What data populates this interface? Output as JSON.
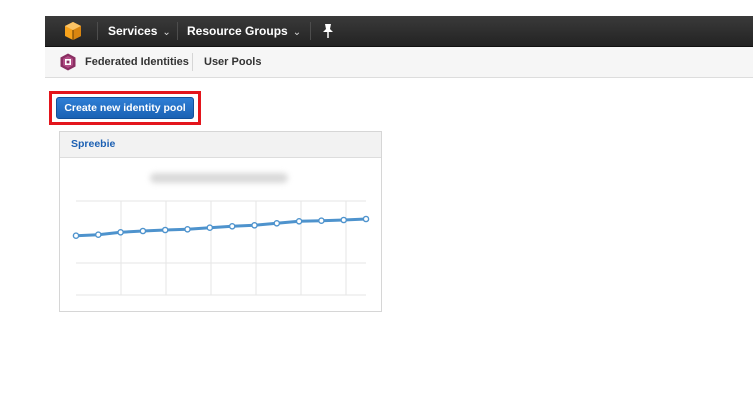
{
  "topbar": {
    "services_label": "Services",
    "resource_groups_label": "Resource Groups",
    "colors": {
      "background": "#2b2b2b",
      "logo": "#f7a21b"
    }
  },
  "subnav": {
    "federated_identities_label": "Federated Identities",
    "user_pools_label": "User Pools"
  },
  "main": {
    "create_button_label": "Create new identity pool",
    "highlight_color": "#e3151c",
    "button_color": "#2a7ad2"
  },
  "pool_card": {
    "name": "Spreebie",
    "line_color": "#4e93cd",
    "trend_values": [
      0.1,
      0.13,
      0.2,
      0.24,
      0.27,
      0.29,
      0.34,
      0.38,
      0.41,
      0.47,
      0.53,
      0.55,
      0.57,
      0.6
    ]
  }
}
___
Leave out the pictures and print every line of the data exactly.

What data populates this interface? Output as JSON.
{
  "topbar": {
    "services_label": "Services",
    "resource_groups_label": "Resource Groups",
    "colors": {
      "background": "#2b2b2b",
      "logo": "#f7a21b"
    }
  },
  "subnav": {
    "federated_identities_label": "Federated Identities",
    "user_pools_label": "User Pools"
  },
  "main": {
    "create_button_label": "Create new identity pool",
    "highlight_color": "#e3151c",
    "button_color": "#2a7ad2"
  },
  "pool_card": {
    "name": "Spreebie",
    "line_color": "#4e93cd",
    "trend_values": [
      0.1,
      0.13,
      0.2,
      0.24,
      0.27,
      0.29,
      0.34,
      0.38,
      0.41,
      0.47,
      0.53,
      0.55,
      0.57,
      0.6
    ]
  }
}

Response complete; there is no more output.